If you look it up online or just go to various liberal political blogs you will find plenty of remarks of comparing Bush and other republicans to Nazis. The reasons I see for these comparisons so far are because republicans are accused of being fascists, racists (homophobes as well), militaristic and nationalists. The reasons for using the comparison between Hitler and Bush seems to be solely on the shear hatred that people on the left have for him and there are references to his grandfather being connected to Nazi Germany. That is also including the other reasons above that are associated with all republicans or conservatives. The only one I will not respond to is the referece to his family connection. Do you take on the burden of your grandfather or even your father's sins? Why should he?
So to start off. What are the Nazis? They were the Nationalist Socialist German Workers Party. According to Wikipedia (which I love to use if you cannot already tell):
"The National Socialist program also contained a number of points that supported democracy and even called for wider democratic rights. These, like much of the program, lost their importance as the Party evolved, and were ignored by the Nazis after they rose to power".
I'll give an idea of what some of the 25 points were. All know that the party believed in the superiority of thier race and were not a fan of foriegners. Here are others...
"All citizens must have equal rights and obligations".
"Abolition of unearned (work and labour) incomes. Breaking of rent-slavery".
"In consideration of the monstrous sacrifice in property and blood that each war demands of the people personal enrichment through a war must be designated as a crime against the people. Therefore we demand the total confiscation of all war profits".
"We demand a division of profits of all heavy industries". "We demand an expansion on a large scale of old age welfare".
"The state is to be responsible for a fundamental reconstruction of our whole national education program, to enable every capable and industrious German to obtain higher education and subsequently introduction into leading positions. The plans of instruction of all educational institutions are to conform with the experiences of practical life. The comprehension of the concept of the State must be striven for by the school [Staatsbuergerkunde] as early as the beginning of understanding. We demand the education at the expense of the State of outstanding intellectually gifted children of poor parents without consideration of position or profession".

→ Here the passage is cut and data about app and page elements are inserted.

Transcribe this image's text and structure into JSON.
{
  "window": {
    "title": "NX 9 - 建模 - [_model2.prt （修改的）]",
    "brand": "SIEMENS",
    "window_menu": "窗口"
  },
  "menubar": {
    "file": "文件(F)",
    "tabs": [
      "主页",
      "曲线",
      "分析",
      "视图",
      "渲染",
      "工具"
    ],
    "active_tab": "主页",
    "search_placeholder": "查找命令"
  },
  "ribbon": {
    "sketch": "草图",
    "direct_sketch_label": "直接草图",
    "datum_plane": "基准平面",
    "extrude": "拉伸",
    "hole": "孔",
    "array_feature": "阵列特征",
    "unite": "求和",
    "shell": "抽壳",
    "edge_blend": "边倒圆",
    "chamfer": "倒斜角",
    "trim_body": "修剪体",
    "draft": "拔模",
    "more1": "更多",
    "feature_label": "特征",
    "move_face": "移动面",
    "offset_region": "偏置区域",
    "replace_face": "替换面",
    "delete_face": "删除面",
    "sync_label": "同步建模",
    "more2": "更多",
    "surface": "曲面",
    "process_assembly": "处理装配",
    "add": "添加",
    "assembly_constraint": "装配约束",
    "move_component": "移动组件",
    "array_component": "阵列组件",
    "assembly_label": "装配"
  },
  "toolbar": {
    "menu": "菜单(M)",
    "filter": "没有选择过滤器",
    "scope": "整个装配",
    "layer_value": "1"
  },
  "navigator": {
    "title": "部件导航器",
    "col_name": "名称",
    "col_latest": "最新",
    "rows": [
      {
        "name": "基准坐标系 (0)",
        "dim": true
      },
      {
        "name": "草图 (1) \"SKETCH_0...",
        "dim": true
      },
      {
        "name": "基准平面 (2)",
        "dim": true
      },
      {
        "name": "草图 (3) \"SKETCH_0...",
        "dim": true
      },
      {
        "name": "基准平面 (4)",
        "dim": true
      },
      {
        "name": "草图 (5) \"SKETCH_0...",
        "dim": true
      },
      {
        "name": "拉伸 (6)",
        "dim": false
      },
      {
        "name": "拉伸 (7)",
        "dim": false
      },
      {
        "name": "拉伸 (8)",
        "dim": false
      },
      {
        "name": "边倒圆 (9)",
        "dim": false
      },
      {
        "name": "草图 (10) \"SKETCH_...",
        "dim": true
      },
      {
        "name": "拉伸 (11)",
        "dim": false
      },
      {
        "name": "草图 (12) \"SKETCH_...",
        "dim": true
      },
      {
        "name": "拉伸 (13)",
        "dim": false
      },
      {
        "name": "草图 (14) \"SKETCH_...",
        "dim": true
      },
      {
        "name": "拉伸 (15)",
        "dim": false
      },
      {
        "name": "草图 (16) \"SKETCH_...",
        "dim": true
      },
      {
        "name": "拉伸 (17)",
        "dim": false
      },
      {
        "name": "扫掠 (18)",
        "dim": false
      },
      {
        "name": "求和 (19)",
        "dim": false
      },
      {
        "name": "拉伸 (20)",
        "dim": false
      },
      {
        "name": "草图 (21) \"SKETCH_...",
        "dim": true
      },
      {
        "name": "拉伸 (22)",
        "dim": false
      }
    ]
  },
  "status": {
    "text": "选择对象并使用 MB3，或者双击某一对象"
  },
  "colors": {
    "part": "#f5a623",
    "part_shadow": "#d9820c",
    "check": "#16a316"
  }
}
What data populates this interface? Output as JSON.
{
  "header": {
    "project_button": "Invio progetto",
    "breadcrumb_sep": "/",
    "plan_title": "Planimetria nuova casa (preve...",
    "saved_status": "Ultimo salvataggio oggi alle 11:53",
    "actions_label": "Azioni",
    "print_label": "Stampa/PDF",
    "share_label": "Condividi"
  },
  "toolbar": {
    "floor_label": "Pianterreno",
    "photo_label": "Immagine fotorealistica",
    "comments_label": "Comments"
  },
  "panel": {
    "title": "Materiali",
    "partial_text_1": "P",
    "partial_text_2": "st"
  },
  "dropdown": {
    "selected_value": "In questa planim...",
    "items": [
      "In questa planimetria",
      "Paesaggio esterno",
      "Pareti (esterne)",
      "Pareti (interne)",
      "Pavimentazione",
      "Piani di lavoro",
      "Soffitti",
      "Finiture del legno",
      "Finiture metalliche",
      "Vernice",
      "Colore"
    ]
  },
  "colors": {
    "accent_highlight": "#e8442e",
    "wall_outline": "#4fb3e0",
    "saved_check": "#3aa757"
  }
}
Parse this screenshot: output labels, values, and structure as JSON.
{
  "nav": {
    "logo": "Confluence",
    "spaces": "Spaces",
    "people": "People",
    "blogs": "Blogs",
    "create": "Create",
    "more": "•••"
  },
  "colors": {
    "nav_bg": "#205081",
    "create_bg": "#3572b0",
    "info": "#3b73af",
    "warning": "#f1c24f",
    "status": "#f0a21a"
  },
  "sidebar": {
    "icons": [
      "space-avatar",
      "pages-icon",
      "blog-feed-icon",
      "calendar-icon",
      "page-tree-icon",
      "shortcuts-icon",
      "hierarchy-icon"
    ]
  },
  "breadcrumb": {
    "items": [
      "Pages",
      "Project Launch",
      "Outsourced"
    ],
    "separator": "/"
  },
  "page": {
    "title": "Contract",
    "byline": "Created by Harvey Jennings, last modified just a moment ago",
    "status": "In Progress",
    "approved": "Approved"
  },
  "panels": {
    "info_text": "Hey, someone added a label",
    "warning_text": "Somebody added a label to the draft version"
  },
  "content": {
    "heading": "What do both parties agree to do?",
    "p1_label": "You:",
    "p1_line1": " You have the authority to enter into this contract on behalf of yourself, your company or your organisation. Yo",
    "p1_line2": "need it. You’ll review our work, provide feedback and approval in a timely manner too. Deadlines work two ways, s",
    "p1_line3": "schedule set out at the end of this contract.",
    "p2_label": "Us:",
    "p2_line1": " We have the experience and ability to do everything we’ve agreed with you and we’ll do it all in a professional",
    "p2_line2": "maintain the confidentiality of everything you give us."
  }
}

"The State is to care for the elevating national health by protecting the mother and child, by outlawing child-labor, by the encouragement of physical fitness, by means of the legal establishment of a gymnastic and sport obligation, by the utmost support of all organizations concerned with the physical instruction of the young".
"We demand freedom of religion for all religious denominations within the state so long as they do not endanger its existence or oppose the moral senses of the Germanic race. The Party as such advocates the standpoint of a positive Christianity without binding itself confessionally to any one denomination. It combats the Jewish-materialistic spirit within and around us, and is convinced that a lasting recovery of our nation can only succeed from within on the framework: common utility precedes individual utility".
Basically, you could take these points from any socialist platform. Germany was a democracy that optionally gave over to a socialist party. I like this explanation of the Nazis. Hitler was avidly against the use of tobacco and rose to power in support of the working class. He was for nationalization. In what way is this possibly conservative?
I'll split this one up into more than one post. I'm big on research and I couldn't in good conscience continue with any argument without some sort of backing. The next post I will continue on how some of the ideas of Nazi party are still alive today, but it is not with the conservative or religious right population. The reason... moral relativism. I'll update soon.